%%

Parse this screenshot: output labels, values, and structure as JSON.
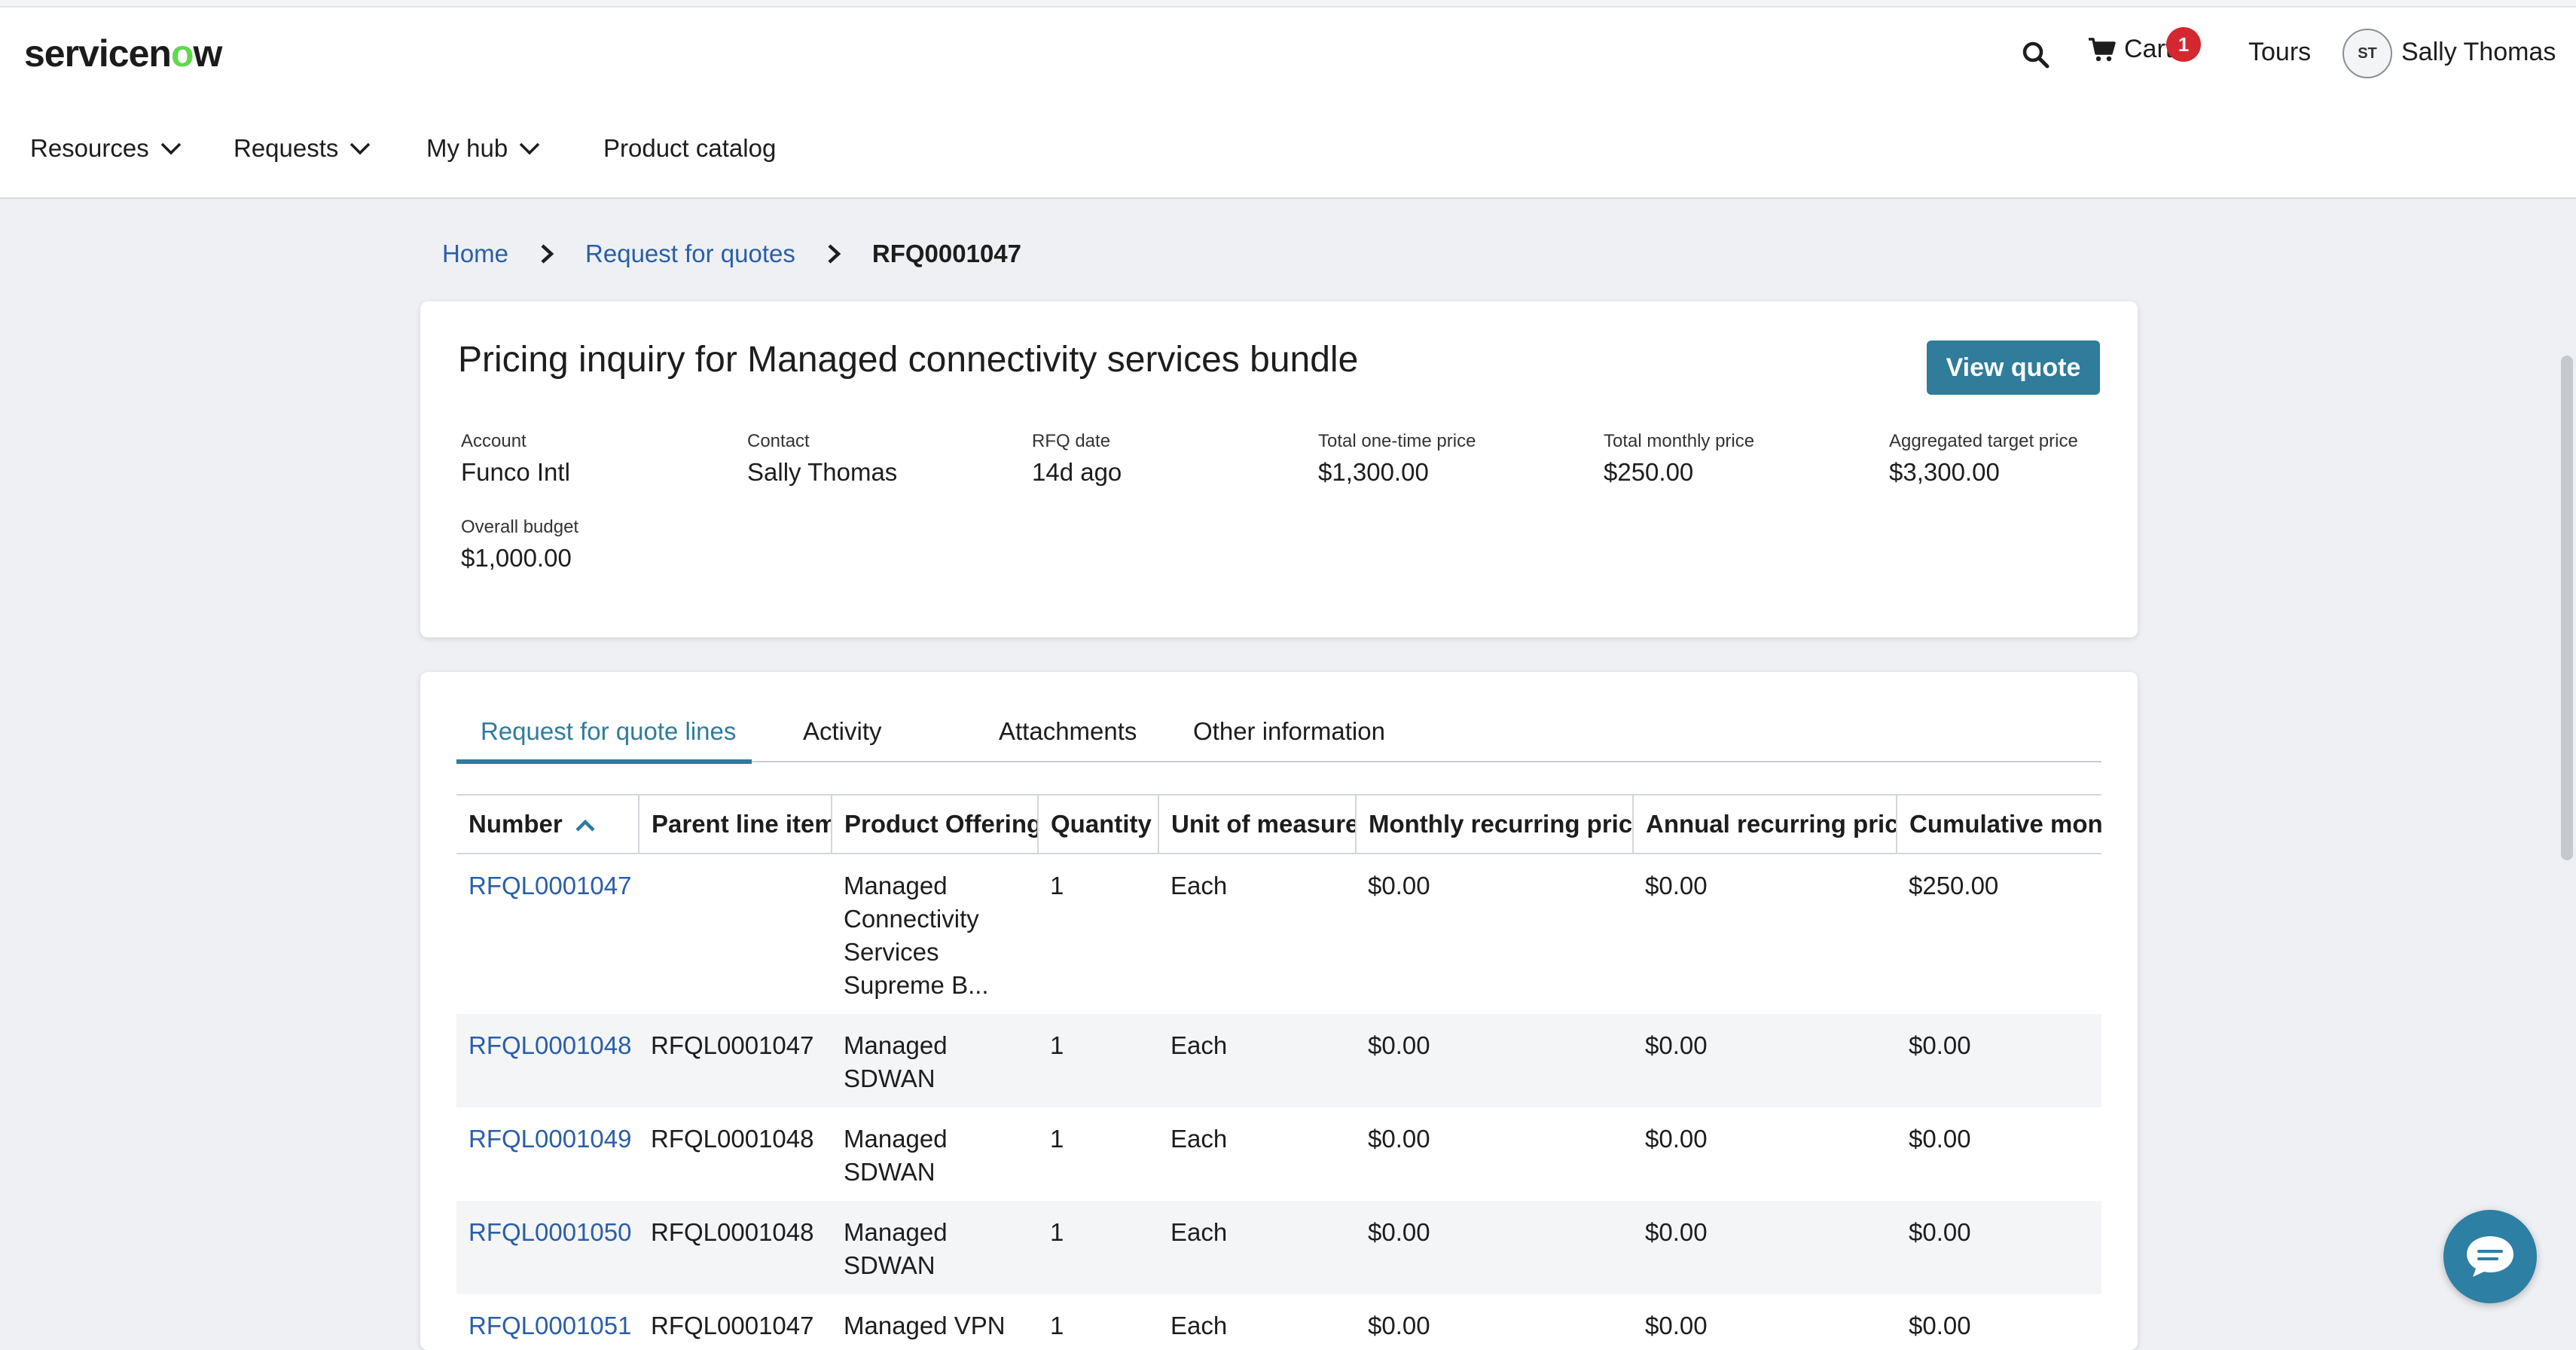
{
  "header": {
    "logo_text_pre": "servicen",
    "logo_text_o": "o",
    "logo_text_post": "w",
    "cart_label": "Cart",
    "cart_count": "1",
    "tours_label": "Tours",
    "avatar_initials": "ST",
    "user_name": "Sally Thomas",
    "nav": [
      {
        "label": "Resources"
      },
      {
        "label": "Requests"
      },
      {
        "label": "My hub"
      },
      {
        "label": "Product catalog"
      }
    ]
  },
  "breadcrumb": {
    "home": "Home",
    "rfq_list": "Request for quotes",
    "current": "RFQ0001047"
  },
  "summary": {
    "title": "Pricing inquiry for Managed connectivity services bundle",
    "view_quote_label": "View quote",
    "fields": [
      {
        "label": "Account",
        "value": "Funco Intl"
      },
      {
        "label": "Contact",
        "value": "Sally Thomas"
      },
      {
        "label": "RFQ date",
        "value": "14d ago"
      },
      {
        "label": "Total one-time price",
        "value": "$1,300.00"
      },
      {
        "label": "Total monthly price",
        "value": "$250.00"
      },
      {
        "label": "Aggregated target price",
        "value": "$3,300.00"
      },
      {
        "label": "Overall budget",
        "value": "$1,000.00"
      }
    ]
  },
  "tabs": [
    {
      "label": "Request for quote lines"
    },
    {
      "label": "Activity"
    },
    {
      "label": "Attachments"
    },
    {
      "label": "Other information"
    }
  ],
  "table": {
    "columns": [
      "Number",
      "Parent line item",
      "Product Offering",
      "Quantity",
      "Unit of measure",
      "Monthly recurring price",
      "Annual recurring price",
      "Cumulative monthly"
    ],
    "rows": [
      {
        "number": "RFQL0001047",
        "parent": "",
        "offering": "Managed Connectivity Services Supreme B...",
        "quantity": "1",
        "uom": "Each",
        "monthly": "$0.00",
        "annual": "$0.00",
        "cumulative": "$250.00"
      },
      {
        "number": "RFQL0001048",
        "parent": "RFQL0001047",
        "offering": "Managed SDWAN",
        "quantity": "1",
        "uom": "Each",
        "monthly": "$0.00",
        "annual": "$0.00",
        "cumulative": "$0.00"
      },
      {
        "number": "RFQL0001049",
        "parent": "RFQL0001048",
        "offering": "Managed SDWAN",
        "quantity": "1",
        "uom": "Each",
        "monthly": "$0.00",
        "annual": "$0.00",
        "cumulative": "$0.00"
      },
      {
        "number": "RFQL0001050",
        "parent": "RFQL0001048",
        "offering": "Managed SDWAN",
        "quantity": "1",
        "uom": "Each",
        "monthly": "$0.00",
        "annual": "$0.00",
        "cumulative": "$0.00"
      },
      {
        "number": "RFQL0001051",
        "parent": "RFQL0001047",
        "offering": "Managed VPN",
        "quantity": "1",
        "uom": "Each",
        "monthly": "$0.00",
        "annual": "$0.00",
        "cumulative": "$0.00"
      }
    ]
  },
  "colors": {
    "accent": "#2f7c9b",
    "link": "#2a5ea8",
    "badge": "#d4272f",
    "logo_o": "#62d84e"
  }
}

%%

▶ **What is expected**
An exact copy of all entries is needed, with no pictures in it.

▶ **Result of the exercise**
Parse this screenshot: output labels, values, and structure as JSON.
{
  "header": {
    "logo_text_pre": "servicen",
    "logo_text_o": "o",
    "logo_text_post": "w",
    "cart_label": "Cart",
    "cart_count": "1",
    "tours_label": "Tours",
    "avatar_initials": "ST",
    "user_name": "Sally Thomas",
    "nav": [
      {
        "label": "Resources"
      },
      {
        "label": "Requests"
      },
      {
        "label": "My hub"
      },
      {
        "label": "Product catalog"
      }
    ]
  },
  "breadcrumb": {
    "home": "Home",
    "rfq_list": "Request for quotes",
    "current": "RFQ0001047"
  },
  "summary": {
    "title": "Pricing inquiry for Managed connectivity services bundle",
    "view_quote_label": "View quote",
    "fields": [
      {
        "label": "Account",
        "value": "Funco Intl"
      },
      {
        "label": "Contact",
        "value": "Sally Thomas"
      },
      {
        "label": "RFQ date",
        "value": "14d ago"
      },
      {
        "label": "Total one-time price",
        "value": "$1,300.00"
      },
      {
        "label": "Total monthly price",
        "value": "$250.00"
      },
      {
        "label": "Aggregated target price",
        "value": "$3,300.00"
      },
      {
        "label": "Overall budget",
        "value": "$1,000.00"
      }
    ]
  },
  "tabs": [
    {
      "label": "Request for quote lines"
    },
    {
      "label": "Activity"
    },
    {
      "label": "Attachments"
    },
    {
      "label": "Other information"
    }
  ],
  "table": {
    "columns": [
      "Number",
      "Parent line item",
      "Product Offering",
      "Quantity",
      "Unit of measure",
      "Monthly recurring price",
      "Annual recurring price",
      "Cumulative monthly"
    ],
    "rows": [
      {
        "number": "RFQL0001047",
        "parent": "",
        "offering": "Managed Connectivity Services Supreme B...",
        "quantity": "1",
        "uom": "Each",
        "monthly": "$0.00",
        "annual": "$0.00",
        "cumulative": "$250.00"
      },
      {
        "number": "RFQL0001048",
        "parent": "RFQL0001047",
        "offering": "Managed SDWAN",
        "quantity": "1",
        "uom": "Each",
        "monthly": "$0.00",
        "annual": "$0.00",
        "cumulative": "$0.00"
      },
      {
        "number": "RFQL0001049",
        "parent": "RFQL0001048",
        "offering": "Managed SDWAN",
        "quantity": "1",
        "uom": "Each",
        "monthly": "$0.00",
        "annual": "$0.00",
        "cumulative": "$0.00"
      },
      {
        "number": "RFQL0001050",
        "parent": "RFQL0001048",
        "offering": "Managed SDWAN",
        "quantity": "1",
        "uom": "Each",
        "monthly": "$0.00",
        "annual": "$0.00",
        "cumulative": "$0.00"
      },
      {
        "number": "RFQL0001051",
        "parent": "RFQL0001047",
        "offering": "Managed VPN",
        "quantity": "1",
        "uom": "Each",
        "monthly": "$0.00",
        "annual": "$0.00",
        "cumulative": "$0.00"
      }
    ]
  },
  "colors": {
    "accent": "#2f7c9b",
    "link": "#2a5ea8",
    "badge": "#d4272f",
    "logo_o": "#62d84e"
  }
}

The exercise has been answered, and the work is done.